The level of intoxication someone experiences is based on their blood alcohol content (BAC). Your BAC not only has an effect on your sobriety, but also influences the possible penalties you may face in regards to drunk driving.
To put this in perspective, let’s discuss a case where the police in North Providence Rhode Island arrested a man with a blood alcohol level that was more than six times the legal limit.
The DUI Case of Stanley Kobierowski
A man by the name of Stanley Kobierowski was arrested for drunk driving in July of 2008. The 34-year-old Kobierowski was arrested after driving into a highway message board on Interstate 95. Authorities said he had the highest blood alcohol level ever recorded for anyone in Rhode Island who wasn’t dead.
According to the police, Kobierowski registered a .489, then a .491, breathalyzer tests. Like most other states, the legal limit in Rhode Island is .08%. When the police arrived and attempted to administer a breathalyzer test, Kobierowski had trouble getting out of the car, then grabbed it and refused to move, forcing troopers to carry him to the breakdown lane before taking him back to their precinct.
According to public records, Kobierowski was so intoxicated that he had to be taken to a hospital, put in the detoxification unit and sedated. He was then arraigned on charges of driving while intoxicated and resisting arrest.
Kobierowski pleaded no contest to drunk driving charges and as part of a plea deal, the defendant was sentenced Friday to one year probation, a $500 fine, 40 hours of community service and a one-year loss of his driver’s license.
Laws Surrounding High BAC
Under certain state drunk driving laws such as those in Michigan, the extraordinary case of Mr. Kobierowski’s high BAC drunk driving incident would be classified as a “Super Drunk” offense.
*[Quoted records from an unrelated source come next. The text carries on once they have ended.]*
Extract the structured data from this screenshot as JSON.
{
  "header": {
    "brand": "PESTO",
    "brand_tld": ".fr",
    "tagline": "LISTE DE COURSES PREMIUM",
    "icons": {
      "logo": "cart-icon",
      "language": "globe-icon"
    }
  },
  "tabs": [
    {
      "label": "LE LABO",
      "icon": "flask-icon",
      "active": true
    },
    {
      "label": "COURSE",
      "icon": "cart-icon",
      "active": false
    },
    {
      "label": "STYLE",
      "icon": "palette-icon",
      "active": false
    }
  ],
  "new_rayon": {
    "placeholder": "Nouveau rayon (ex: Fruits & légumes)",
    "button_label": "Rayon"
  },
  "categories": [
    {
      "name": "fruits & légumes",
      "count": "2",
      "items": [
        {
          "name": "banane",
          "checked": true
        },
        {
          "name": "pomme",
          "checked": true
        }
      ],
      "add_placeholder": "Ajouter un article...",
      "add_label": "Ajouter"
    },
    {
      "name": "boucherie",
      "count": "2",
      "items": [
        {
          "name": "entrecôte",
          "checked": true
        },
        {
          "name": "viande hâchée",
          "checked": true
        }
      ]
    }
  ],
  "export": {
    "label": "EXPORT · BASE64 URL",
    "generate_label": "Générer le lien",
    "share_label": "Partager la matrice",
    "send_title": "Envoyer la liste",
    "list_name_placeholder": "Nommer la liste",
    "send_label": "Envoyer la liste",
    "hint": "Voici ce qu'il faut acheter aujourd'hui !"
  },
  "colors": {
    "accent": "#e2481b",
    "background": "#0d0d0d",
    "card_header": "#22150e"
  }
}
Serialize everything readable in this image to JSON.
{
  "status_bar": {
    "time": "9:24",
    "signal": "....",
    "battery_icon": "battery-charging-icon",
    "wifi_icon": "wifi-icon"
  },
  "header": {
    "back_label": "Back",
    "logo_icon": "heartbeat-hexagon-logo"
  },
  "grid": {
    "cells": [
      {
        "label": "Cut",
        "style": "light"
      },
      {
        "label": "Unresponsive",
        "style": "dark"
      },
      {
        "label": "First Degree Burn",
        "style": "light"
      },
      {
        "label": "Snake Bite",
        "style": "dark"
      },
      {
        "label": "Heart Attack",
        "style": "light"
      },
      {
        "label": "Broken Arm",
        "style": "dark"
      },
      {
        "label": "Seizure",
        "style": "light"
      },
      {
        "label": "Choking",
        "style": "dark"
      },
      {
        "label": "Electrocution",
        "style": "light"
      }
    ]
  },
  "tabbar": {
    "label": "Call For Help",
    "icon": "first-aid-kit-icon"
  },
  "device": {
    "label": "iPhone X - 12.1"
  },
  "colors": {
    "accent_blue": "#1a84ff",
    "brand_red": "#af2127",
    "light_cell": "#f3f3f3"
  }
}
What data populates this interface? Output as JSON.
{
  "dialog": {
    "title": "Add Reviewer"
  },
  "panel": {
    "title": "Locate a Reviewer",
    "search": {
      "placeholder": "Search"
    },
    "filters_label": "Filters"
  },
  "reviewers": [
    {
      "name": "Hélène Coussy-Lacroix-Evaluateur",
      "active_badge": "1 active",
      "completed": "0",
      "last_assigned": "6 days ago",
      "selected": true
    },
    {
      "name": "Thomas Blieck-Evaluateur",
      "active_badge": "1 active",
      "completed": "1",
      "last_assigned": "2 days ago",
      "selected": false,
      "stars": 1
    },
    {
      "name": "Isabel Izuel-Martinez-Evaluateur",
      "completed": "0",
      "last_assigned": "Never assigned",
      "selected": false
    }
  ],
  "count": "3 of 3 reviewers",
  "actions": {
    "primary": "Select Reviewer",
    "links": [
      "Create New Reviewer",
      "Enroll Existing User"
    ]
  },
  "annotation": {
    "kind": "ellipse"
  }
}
Generally speaking, these laws apply to incidents involving BAC levels of 0.17% or higher. This varies from state to state however the principle behind it is the same – to enforce stricter punishments against those who choose to operate a vehicle while excessively intoxicated and to act as a deterrent to others who may consider such a risk.
Generally speaking, these super drunk laws exist in states that already take drunk driving offenses very seriously. Of these, the strictest states include Arizona, Alaska, Michigan, West Virginia, Kansas, Nebraska, Utah and Virginia. All of these states have harsher penalties for those with BAC levels significantly above the nationwide 0.08% level. In general, these states impose a second level of penalties for these offenses, usually with similar types of punishments, just considerably higher.